Collected data entries:

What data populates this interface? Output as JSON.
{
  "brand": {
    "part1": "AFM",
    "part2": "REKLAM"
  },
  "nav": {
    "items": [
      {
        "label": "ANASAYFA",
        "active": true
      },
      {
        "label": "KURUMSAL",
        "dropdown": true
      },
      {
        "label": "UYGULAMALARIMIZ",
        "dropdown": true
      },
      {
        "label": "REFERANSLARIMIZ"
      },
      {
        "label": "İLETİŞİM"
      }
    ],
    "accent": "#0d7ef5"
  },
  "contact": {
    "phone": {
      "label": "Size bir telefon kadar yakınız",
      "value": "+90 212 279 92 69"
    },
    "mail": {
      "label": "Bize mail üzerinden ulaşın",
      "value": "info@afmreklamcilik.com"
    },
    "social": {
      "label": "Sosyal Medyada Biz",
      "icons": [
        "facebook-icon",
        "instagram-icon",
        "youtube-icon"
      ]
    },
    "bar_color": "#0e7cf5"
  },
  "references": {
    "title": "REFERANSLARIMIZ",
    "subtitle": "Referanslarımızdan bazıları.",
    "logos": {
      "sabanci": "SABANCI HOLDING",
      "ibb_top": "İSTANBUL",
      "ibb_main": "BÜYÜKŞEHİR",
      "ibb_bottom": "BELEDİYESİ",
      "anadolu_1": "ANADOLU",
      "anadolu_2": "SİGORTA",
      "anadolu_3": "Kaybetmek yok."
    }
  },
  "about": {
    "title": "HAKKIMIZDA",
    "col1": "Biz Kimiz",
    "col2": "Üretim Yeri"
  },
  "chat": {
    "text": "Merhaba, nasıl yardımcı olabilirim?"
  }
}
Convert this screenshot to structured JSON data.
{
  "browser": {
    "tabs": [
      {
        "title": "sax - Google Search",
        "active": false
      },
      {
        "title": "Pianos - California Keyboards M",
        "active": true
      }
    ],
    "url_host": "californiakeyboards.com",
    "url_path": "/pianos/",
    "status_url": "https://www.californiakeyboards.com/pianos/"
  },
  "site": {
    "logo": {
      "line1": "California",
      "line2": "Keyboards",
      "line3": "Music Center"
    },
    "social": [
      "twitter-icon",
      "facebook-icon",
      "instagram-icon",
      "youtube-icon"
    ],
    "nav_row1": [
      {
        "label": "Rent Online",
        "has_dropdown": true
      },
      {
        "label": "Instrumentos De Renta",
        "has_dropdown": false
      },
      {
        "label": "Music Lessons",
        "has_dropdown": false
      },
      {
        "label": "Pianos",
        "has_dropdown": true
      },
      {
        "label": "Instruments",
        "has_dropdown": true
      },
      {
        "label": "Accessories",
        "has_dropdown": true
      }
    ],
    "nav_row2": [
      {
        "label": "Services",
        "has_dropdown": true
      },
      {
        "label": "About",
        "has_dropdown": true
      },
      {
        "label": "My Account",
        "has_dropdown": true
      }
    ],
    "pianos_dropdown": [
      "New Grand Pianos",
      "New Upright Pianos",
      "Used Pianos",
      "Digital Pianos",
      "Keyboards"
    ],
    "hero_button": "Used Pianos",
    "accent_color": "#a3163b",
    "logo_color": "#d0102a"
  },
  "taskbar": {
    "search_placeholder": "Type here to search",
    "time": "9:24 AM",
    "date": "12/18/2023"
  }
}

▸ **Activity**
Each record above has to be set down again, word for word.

▸ **Response to this exercise**
What data populates this interface? Output as JSON.
{
  "brand": {
    "part1": "AFM",
    "part2": "REKLAM"
  },
  "nav": {
    "items": [
      {
        "label": "ANASAYFA",
        "active": true
      },
      {
        "label": "KURUMSAL",
        "dropdown": true
      },
      {
        "label": "UYGULAMALARIMIZ",
        "dropdown": true
      },
      {
        "label": "REFERANSLARIMIZ"
      },
      {
        "label": "İLETİŞİM"
      }
    ],
    "accent": "#0d7ef5"
  },
  "contact": {
    "phone": {
      "label": "Size bir telefon kadar yakınız",
      "value": "+90 212 279 92 69"
    },
    "mail": {
      "label": "Bize mail üzerinden ulaşın",
      "value": "info@afmreklamcilik.com"
    },
    "social": {
      "label": "Sosyal Medyada Biz",
      "icons": [
        "facebook-icon",
        "instagram-icon",
        "youtube-icon"
      ]
    },
    "bar_color": "#0e7cf5"
  },
  "references": {
    "title": "REFERANSLARIMIZ",
    "subtitle": "Referanslarımızdan bazıları.",
    "logos": {
      "sabanci": "SABANCI HOLDING",
      "ibb_top": "İSTANBUL",
      "ibb_main": "BÜYÜKŞEHİR",
      "ibb_bottom": "BELEDİYESİ",
      "anadolu_1": "ANADOLU",
      "anadolu_2": "SİGORTA",
      "anadolu_3": "Kaybetmek yok."
    }
  },
  "about": {
    "title": "HAKKIMIZDA",
    "col1": "Biz Kimiz",
    "col2": "Üretim Yeri"
  },
  "chat": {
    "text": "Merhaba, nasıl yardımcı olabilirim?"
  }
}
Convert this screenshot to structured JSON data.
{
  "browser": {
    "tabs": [
      {
        "title": "sax - Google Search",
        "active": false
      },
      {
        "title": "Pianos - California Keyboards M",
        "active": true
      }
    ],
    "url_host": "californiakeyboards.com",
    "url_path": "/pianos/",
    "status_url": "https://www.californiakeyboards.com/pianos/"
  },
  "site": {
    "logo": {
      "line1": "California",
      "line2": "Keyboards",
      "line3": "Music Center"
    },
    "social": [
      "twitter-icon",
      "facebook-icon",
      "instagram-icon",
      "youtube-icon"
    ],
    "nav_row1": [
      {
        "label": "Rent Online",
        "has_dropdown": true
      },
      {
        "label": "Instrumentos De Renta",
        "has_dropdown": false
      },
      {
        "label": "Music Lessons",
        "has_dropdown": false
      },
      {
        "label": "Pianos",
        "has_dropdown": true
      },
      {
        "label": "Instruments",
        "has_dropdown": true
      },
      {
        "label": "Accessories",
        "has_dropdown": true
      }
    ],
    "nav_row2": [
      {
        "label": "Services",
        "has_dropdown": true
      },
      {
        "label": "About",
        "has_dropdown": true
      },
      {
        "label": "My Account",
        "has_dropdown": true
      }
    ],
    "pianos_dropdown": [
      "New Grand Pianos",
      "New Upright Pianos",
      "Used Pianos",
      "Digital Pianos",
      "Keyboards"
    ],
    "hero_button": "Used Pianos",
    "accent_color": "#a3163b",
    "logo_color": "#d0102a"
  },
  "taskbar": {
    "search_placeholder": "Type here to search",
    "time": "9:24 AM",
    "date": "12/18/2023"
  }
}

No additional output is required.